I think it’s just the sheer wretched excess of it all. This wasn’t a story of one man’s ego and libido getting the better of him in a moment of weakness. This was epic!-- a traveling road-show that included a cast of players larger than “Cats” that turned the action into a Max Sennett comedy, all zippy rattle-trap cars whizzing up and down and back and forth while a speeding train crashes into a water tower.
And somewhere along its sorry way, the tale passed the point of mini-gravitas and tipped into a clown car jammed full of fools, each more embarrassing than the other.
I mean . . . Rielle? the hideous high-maintenance mistress, one of those Hollywood wannabes who was originally hired to make a series of “webisodes” of Edward’s campaign. Between making stump speeches, shaking endless hands, and kissing babies, the two of them fell into bed. The expensive video log Ms. Hunter made turned out to be so poorly shot it was unusable (Goodbye Hollywood), but the baby the two of them made in that hotel room stuck around (Hello Pampers).
And had to be hidden from the ferociously ambitious and now-suspicious wife.
Who was suffering from cancer. Did I forget to mention that part?
Enter Andrew Young, the loyal lickspittle willing to fall on his sword by volunteering to claim that the child was his, which prompts a few moments of delight picturing how Mr. Young explained that baby’s existence to his own wife. Cue the pie in the face.

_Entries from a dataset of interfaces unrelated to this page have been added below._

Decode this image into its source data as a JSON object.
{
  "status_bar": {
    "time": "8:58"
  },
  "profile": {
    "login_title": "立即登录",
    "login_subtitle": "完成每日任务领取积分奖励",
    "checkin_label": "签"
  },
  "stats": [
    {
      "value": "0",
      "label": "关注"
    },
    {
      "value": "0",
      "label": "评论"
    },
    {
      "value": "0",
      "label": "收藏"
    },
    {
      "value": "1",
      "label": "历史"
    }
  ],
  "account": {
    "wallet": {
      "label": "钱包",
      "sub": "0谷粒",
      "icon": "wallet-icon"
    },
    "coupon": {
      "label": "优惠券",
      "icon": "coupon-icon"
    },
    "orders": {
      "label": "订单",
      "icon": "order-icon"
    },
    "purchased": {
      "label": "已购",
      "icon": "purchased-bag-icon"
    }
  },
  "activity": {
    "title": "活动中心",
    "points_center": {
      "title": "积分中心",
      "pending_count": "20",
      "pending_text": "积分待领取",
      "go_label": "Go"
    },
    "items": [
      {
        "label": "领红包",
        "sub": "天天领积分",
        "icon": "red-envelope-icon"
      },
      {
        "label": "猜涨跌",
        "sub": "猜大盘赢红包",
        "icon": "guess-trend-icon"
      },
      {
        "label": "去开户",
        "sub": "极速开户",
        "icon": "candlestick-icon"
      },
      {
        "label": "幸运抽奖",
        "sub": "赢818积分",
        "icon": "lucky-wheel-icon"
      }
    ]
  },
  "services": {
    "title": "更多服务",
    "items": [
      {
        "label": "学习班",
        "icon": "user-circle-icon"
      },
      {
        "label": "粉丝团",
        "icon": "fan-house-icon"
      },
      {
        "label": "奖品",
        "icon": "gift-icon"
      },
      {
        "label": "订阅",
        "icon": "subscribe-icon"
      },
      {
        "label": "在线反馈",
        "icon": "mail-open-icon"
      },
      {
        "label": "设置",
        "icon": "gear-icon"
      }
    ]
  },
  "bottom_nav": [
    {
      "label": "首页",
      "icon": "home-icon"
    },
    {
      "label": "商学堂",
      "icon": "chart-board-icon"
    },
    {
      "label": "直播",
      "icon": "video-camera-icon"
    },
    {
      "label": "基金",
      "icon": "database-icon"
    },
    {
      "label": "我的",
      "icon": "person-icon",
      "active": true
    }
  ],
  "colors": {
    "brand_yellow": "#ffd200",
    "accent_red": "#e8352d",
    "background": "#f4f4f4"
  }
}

And best of all, this hugger-mugger traveling hide-the-baby Klown Karnival was financed by a loopy heiress, the fabulously wealthy “Bunny” Mellon, and a couple of Edward’s rich lawyer pals, all of whom thought nothing of dropping over a million smackaroonies just to keep this ridiculous production on the road.
And so it shambled on, wheels creaking, calliope booming, the dying wife raging, the whining mistress demanding shopping trips to Los Angeles, the golden coins pouring out of the purses and pockets of the Sugar Daddies and Sugar Mommy Mellon, while the baby-hiding aide stopped feeling the love and started sulking and plotting his own cover-his-ass revenge.
And above it all, the master juggler floated, the smiling, golden-haired Edwards. Campaigning for President, then, when that wasn’t working, maneuvering to cut a deal to become the Veep. No? Well how’s about giving me some kind of high-powered State Dept. office? Astonishing. Brazen. Shameless. Deluded. Oblivious.
Until the wheels came off.
And the wife died, and Edwards sought absolution from the obligatory TV confession – My bad. My bad. My maxima culpa bad -- followed by a trial for political corruption (all that nice Mellon money), where even more grisly, cringe-worthy details spilled out. And the poor jurors had to struggle with confusing, conflicting election laws filled to the Swiss-cheese brim with deliberately written convenient, wink-nudge loopholes.
All of which should elicit sympathy, perhaps some sorrow. A long face? I mean, how much more can one man be humiliated?
But there it is. That stubborn snicker.
In classic literature, the downfall of the tragic hero should inspire fear and pity. But this wasn’t tragedy, it was comeuppance. Somewhere along the way this sorry saga passed melodrama and fell onto the banana peel of not guilty on one charge and a mistrial on the other five.
That the DOJ wasted a dump-truck load of tax dollars on a political corruption case in the era of Citizens United and all our now-legal corrupt and corrupting Super PAC spending, well, that’s the biggest laugh of all.
Cue the Whoopee Cushion.